The Behavior of Siamese Fighting Fish Abstract Siamese fighting fish, commonly known as Betta fish, are most notable for their aggressive behavior and colors. Their aggressive behavior is due to their innate behavior, which they attained at birth, and shows their territorial manner. The overall objective of this experiment is to identify the releasers that trigger the Betta fish’s behavior by running a series of tests that can accomplish this purpose. Observations are recorded by examining the behavior of the fish when another fish is in contact and through a series of both abstract and realistic drawings of the fish. These tests isolate the stimulus that makes the fish display its antagonistic display and identify the releasers causing this stimulus to trigger the fish’s aggressive behavior. Following these procedures, it was evident that the fish reacted more aggressively to the fish that was in contact than to the other tests that were given because of its emphasized color. This signifies that the releaser that triggered the Betta fish’s behavior was a dynamic characteristic of the Betta fish – its color. Introduction For the past few centuries, humans have documented animal behavior in a non-scientific manner, explaining behavior through basic observations. Now, biologists understand that inheritance and learning are vital aspects of animal behavior. Examining the behavior of the Siamese fighting fish is an excellent way to study the behavior of animals. Since they require no filtration or aquarium water because of the stored air in their breathing chambers, they are easy to keep in the lab. Their responses are also immediate and recognizable, so they are a good source of observation. Betta fish have an aggressive behavior, which can be classified as innate behavior, an instinctual response. Their aggressive behavior can be described as a fixed action pattern, or FAP, because it is exhibited in a similar manner each time in a continuous sequence. Releasers, which are the stimuli that trigger FAP and give the fish its antagonistic behavior, can be identified as the initiator of the Betta fish’s behavior. The purpose of this experiment is to identify the releasers that trigger the Siamese fighting fish’s antagonistic response in this fixed action pattern.
Background image of page 1
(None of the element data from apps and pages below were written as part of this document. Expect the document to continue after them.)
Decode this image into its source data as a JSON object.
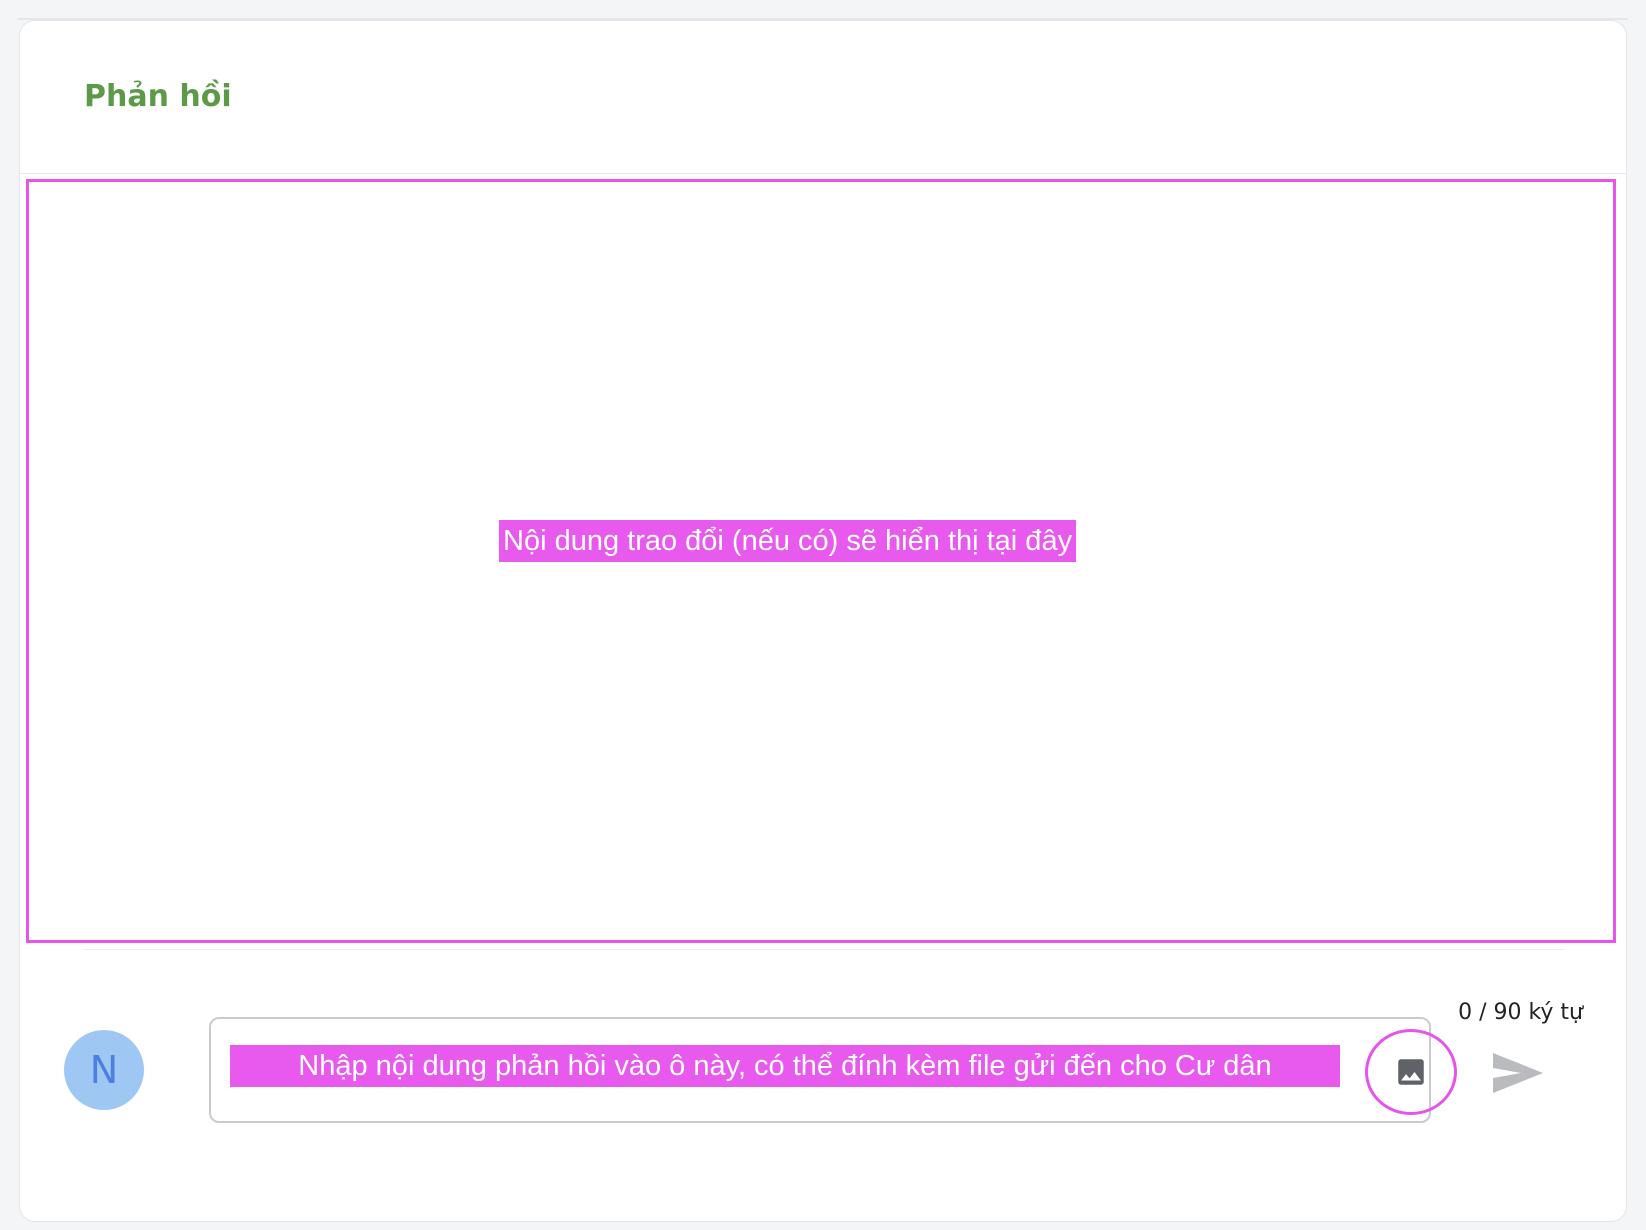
{
  "feedback": {
    "title": "Phản hồi",
    "empty_message": "Nội dung trao đổi (nếu có) sẽ hiển thị tại đây"
  },
  "composer": {
    "char_counter": "0 / 90 ký tự",
    "input_placeholder": "Nhập nội dung phản hồi vào ô này, có thể đính kèm file gửi đến cho Cư dân",
    "avatar_initial": "N",
    "attach_icon": "image-icon",
    "send_icon": "send-icon"
  },
  "colors": {
    "title_green": "#5c9a48",
    "highlight_magenta": "#e85aed",
    "avatar_bg": "#9fc7f3",
    "avatar_text": "#4b7fe2",
    "send_gray": "#b9bbbf"
  }
}
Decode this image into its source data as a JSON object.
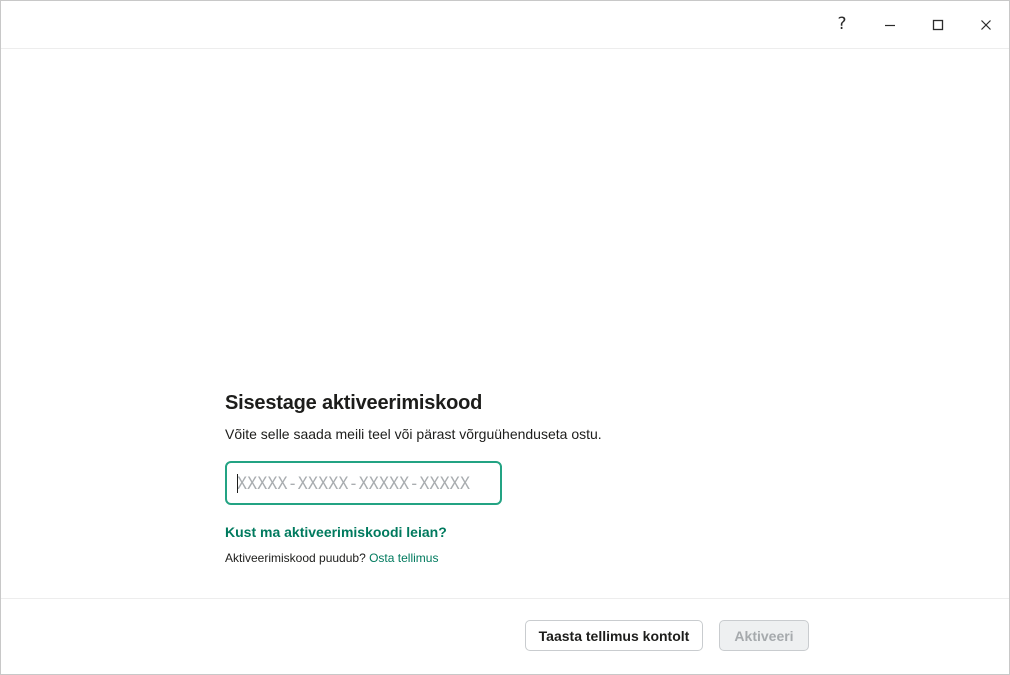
{
  "titlebar": {
    "help_glyph": "?",
    "icons": [
      "help-icon",
      "minimize-icon",
      "maximize-icon",
      "close-icon"
    ]
  },
  "main": {
    "heading": "Sisestage aktiveerimiskood",
    "subtitle": "Võite selle saada meili teel või pärast võrguühenduseta ostu.",
    "code_input": {
      "value": "",
      "placeholder": "XXXXX-XXXXX-XXXXX-XXXXX"
    },
    "help_link": "Kust ma aktiveerimiskoodi leian?",
    "no_code_text": "Aktiveerimiskood puudub?",
    "buy_link": "Osta tellimus"
  },
  "footer": {
    "restore_label": "Taasta tellimus kontolt",
    "activate_label": "Aktiveeri"
  },
  "colors": {
    "accent": "#23a383",
    "link": "#007a5e",
    "disabled_text": "#a6aaad",
    "disabled_bg": "#eef0f1"
  }
}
Info iconThis preview has intentionally blurred sections. Sign up to view the full version.

View Full DocumentRight Arrow Icon
Image of page 2
This is the end of the preview. Sign up to access the rest of the document.

This lab report was uploaded on 04/22/2008 for the course ABIO 110 taught by Professor Hirsch during the Fall '07 term at SUNY Albany.

Page1 / 4

Betta Fish Lab - The Behavior of Siamese Fighting Fish...

This preview shows document pages 1 - 2. Sign up to view the full document.

View Full Document Right Arrow Icon
Ask a homework question - tutors are online